▶ [ASSIGNMENT]: Where the string "object" occurs in a line of the data below, that line should be copied.

▶ [GIVEN ENTRIES]:
----------

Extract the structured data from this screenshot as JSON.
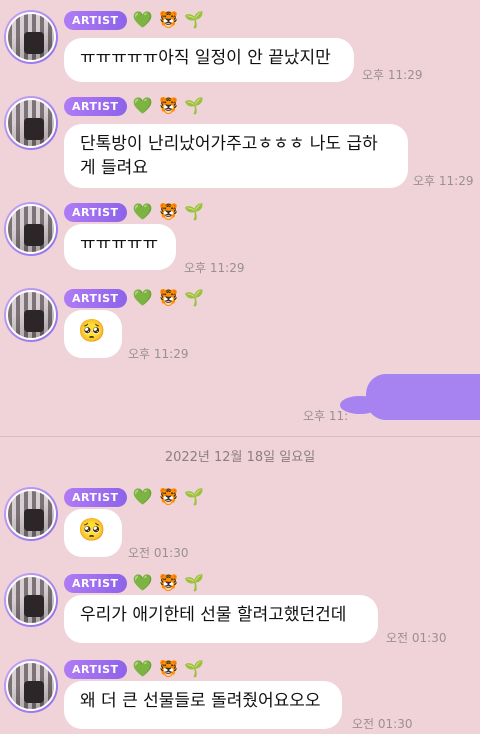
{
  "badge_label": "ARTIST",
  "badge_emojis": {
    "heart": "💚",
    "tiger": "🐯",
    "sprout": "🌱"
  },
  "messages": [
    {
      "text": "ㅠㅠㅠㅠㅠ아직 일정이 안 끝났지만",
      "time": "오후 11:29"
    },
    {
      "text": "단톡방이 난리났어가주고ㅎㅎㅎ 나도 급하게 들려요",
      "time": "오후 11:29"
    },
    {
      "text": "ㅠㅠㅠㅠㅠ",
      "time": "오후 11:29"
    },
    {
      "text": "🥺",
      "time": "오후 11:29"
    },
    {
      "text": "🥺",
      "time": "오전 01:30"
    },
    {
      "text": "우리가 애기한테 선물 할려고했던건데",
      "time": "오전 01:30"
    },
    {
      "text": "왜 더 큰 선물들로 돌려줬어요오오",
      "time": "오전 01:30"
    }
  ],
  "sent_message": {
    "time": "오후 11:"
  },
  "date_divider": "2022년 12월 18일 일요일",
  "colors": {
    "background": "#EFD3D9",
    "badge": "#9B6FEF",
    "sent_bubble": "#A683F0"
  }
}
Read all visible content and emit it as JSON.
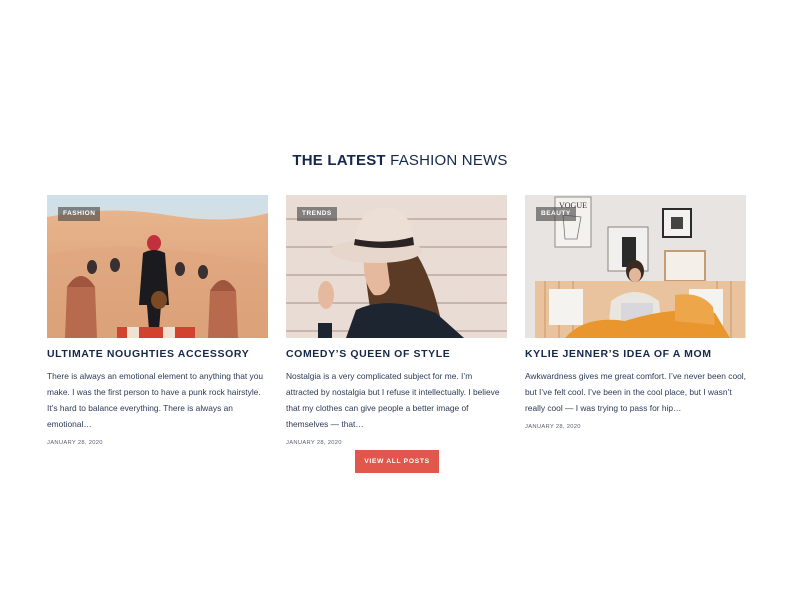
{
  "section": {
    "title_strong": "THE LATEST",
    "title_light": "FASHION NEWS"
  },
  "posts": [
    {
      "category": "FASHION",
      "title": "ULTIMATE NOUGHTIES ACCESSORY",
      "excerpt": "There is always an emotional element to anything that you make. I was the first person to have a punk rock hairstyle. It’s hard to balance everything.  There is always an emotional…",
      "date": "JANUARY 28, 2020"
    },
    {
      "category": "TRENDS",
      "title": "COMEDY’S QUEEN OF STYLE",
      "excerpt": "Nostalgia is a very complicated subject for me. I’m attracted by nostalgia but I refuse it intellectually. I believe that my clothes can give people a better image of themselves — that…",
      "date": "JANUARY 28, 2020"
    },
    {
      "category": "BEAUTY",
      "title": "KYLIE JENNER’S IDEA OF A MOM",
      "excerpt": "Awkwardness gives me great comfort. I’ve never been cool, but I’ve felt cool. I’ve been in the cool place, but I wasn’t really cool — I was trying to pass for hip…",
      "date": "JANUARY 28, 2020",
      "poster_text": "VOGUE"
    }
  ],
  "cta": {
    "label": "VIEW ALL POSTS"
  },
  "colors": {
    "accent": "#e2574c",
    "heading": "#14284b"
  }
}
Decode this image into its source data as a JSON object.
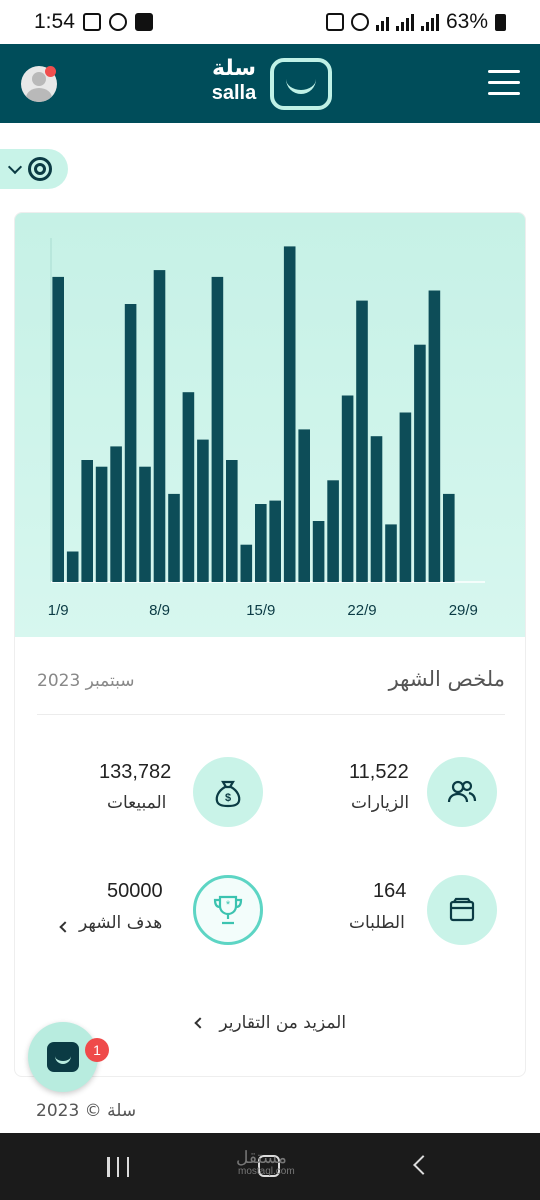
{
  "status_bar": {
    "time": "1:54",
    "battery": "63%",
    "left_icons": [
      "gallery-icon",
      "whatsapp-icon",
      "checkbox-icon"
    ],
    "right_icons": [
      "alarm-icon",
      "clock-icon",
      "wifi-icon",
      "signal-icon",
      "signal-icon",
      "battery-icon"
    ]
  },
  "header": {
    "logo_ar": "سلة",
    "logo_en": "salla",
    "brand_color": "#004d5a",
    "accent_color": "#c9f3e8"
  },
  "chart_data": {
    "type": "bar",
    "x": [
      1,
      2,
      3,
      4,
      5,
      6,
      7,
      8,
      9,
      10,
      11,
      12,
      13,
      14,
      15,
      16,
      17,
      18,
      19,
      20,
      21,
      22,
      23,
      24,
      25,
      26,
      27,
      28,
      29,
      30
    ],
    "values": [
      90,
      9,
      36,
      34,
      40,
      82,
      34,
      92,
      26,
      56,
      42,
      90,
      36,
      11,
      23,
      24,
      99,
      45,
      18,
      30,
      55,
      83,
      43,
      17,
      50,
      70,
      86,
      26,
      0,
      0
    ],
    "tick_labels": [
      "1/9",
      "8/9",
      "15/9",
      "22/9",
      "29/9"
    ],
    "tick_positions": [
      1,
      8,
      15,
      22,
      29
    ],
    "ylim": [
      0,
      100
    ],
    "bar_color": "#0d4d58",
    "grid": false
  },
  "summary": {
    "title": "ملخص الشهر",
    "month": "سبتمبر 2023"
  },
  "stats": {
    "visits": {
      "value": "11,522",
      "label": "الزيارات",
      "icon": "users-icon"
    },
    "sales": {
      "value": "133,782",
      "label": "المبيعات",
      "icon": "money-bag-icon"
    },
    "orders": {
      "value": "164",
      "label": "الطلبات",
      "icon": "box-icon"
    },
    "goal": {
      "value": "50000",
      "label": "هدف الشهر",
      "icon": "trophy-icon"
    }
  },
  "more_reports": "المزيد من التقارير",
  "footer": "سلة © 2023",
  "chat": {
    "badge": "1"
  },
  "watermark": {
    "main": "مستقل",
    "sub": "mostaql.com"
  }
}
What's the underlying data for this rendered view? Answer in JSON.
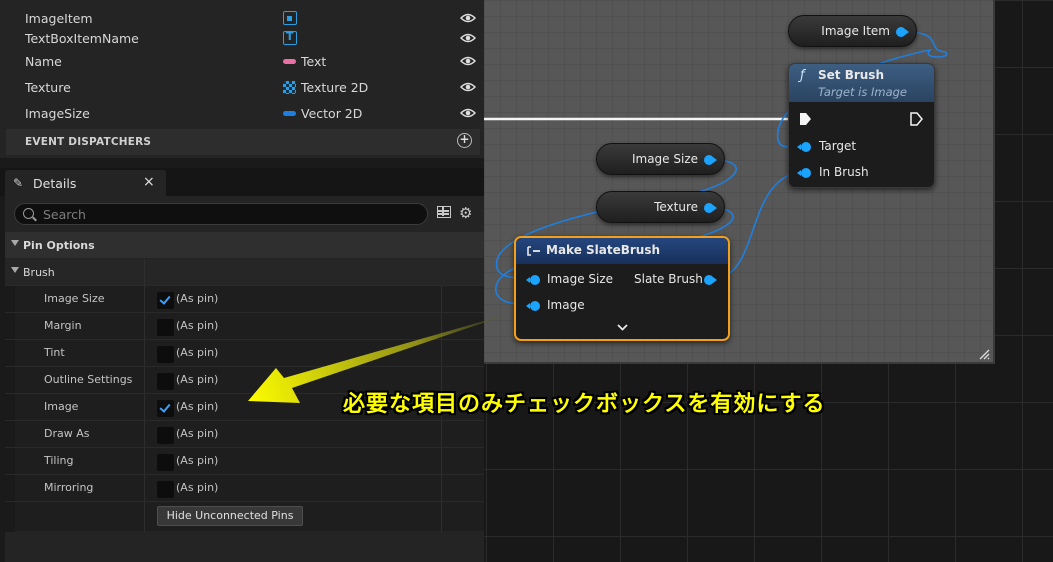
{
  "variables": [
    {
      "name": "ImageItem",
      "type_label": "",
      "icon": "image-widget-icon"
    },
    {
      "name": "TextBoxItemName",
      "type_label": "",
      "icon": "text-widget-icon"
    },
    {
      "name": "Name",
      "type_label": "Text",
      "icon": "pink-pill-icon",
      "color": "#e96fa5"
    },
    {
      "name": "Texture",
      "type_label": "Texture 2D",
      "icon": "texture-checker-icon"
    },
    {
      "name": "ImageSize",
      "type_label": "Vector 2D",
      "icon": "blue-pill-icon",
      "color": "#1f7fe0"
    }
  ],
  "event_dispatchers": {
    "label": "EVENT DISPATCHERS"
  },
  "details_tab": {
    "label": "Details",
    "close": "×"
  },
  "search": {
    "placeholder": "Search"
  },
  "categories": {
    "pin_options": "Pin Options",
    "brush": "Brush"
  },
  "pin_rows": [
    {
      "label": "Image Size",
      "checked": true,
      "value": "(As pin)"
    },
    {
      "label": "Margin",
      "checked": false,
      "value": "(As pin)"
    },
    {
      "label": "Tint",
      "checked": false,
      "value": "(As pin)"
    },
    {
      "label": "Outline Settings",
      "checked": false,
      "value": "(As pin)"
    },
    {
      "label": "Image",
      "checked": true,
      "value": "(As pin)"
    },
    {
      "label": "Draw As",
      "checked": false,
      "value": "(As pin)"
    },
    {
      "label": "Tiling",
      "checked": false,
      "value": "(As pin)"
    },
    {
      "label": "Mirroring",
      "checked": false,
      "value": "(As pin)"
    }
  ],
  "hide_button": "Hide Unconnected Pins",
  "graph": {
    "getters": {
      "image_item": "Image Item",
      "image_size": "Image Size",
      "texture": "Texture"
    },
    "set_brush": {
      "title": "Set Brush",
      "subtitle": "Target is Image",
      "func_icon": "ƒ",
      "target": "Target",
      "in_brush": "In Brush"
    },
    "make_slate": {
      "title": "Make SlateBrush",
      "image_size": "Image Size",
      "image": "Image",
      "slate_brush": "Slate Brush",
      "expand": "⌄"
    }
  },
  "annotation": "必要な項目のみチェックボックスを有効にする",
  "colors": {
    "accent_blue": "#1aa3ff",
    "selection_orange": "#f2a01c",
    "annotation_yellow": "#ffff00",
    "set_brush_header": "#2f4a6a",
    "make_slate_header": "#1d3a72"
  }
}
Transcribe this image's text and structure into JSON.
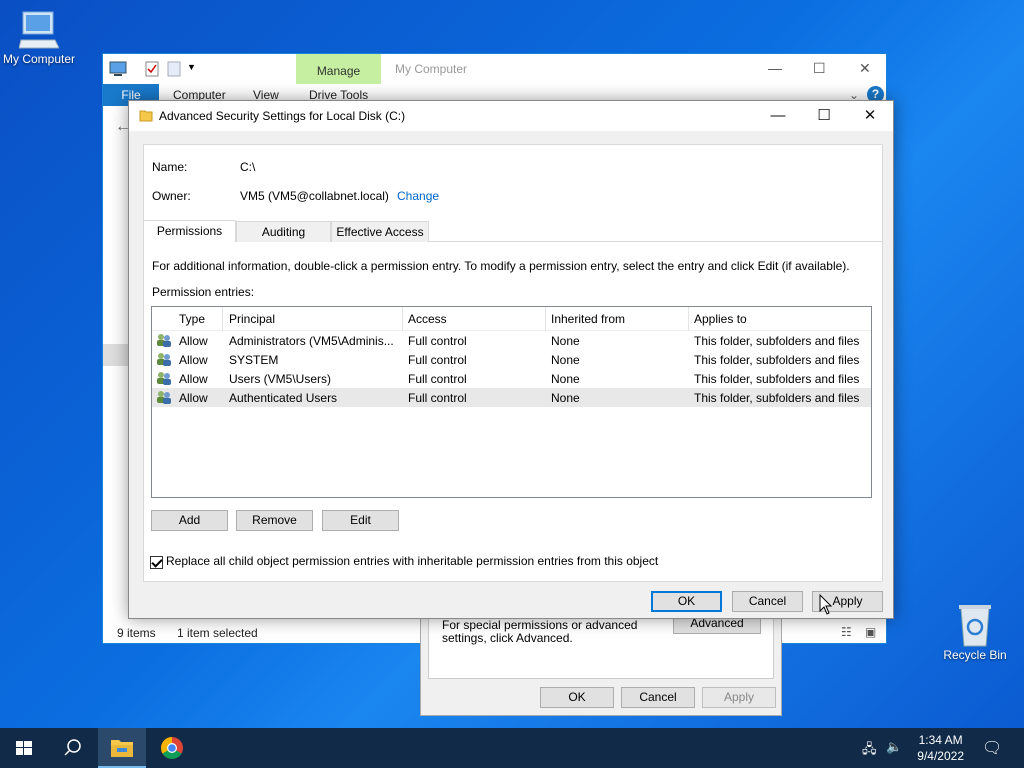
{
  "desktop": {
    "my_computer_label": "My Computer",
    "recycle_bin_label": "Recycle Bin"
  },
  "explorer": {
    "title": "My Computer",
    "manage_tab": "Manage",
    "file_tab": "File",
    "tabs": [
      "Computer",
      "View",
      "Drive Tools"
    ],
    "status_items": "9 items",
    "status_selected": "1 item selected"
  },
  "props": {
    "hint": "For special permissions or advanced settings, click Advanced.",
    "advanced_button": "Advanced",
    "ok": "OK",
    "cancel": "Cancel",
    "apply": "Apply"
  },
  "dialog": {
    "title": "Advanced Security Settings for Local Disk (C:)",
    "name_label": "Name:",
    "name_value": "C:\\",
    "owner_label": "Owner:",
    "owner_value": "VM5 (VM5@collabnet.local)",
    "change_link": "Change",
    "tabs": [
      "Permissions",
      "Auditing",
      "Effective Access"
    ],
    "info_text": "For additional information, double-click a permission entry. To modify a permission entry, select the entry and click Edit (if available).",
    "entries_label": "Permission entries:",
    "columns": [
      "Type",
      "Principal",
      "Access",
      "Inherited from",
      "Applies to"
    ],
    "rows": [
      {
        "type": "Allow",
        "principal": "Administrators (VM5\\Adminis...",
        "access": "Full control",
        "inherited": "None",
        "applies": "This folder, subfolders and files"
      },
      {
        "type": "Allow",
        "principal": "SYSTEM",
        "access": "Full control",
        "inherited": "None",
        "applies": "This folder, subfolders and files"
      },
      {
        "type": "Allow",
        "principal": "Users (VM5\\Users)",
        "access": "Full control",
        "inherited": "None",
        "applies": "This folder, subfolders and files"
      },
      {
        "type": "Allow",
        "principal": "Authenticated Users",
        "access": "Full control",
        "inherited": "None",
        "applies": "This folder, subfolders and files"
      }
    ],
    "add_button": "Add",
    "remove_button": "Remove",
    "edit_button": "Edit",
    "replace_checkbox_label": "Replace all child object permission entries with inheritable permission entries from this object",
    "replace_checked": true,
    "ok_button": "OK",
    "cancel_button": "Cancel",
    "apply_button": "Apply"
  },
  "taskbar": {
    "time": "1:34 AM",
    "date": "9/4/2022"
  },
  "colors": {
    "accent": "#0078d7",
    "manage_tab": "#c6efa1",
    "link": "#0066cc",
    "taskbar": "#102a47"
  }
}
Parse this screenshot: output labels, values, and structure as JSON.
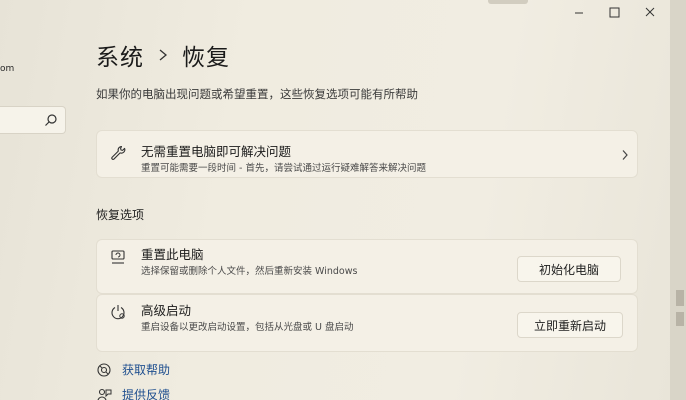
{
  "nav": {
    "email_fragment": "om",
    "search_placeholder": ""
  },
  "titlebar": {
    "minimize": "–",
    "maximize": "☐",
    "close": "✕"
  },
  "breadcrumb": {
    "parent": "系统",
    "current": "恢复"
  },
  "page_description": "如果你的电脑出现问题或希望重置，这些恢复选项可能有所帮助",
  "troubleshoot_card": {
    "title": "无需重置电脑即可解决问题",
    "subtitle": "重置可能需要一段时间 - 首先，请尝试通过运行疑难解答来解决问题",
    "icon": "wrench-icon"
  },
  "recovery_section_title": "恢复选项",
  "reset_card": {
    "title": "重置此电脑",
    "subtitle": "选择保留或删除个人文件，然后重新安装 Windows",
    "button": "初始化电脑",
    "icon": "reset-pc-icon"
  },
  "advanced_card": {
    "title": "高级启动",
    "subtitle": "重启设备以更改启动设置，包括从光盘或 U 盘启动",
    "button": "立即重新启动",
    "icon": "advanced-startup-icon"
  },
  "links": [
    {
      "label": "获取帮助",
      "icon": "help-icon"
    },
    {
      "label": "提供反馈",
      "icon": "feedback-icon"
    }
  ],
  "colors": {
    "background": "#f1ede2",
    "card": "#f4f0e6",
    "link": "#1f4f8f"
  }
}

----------

▶ [WRITTEN RESPONSE]:
Decode this image into its source data as a JSON object.
    "replace_checkbox_label": "Replace all child object permission entries with inheritable permission entries from this object",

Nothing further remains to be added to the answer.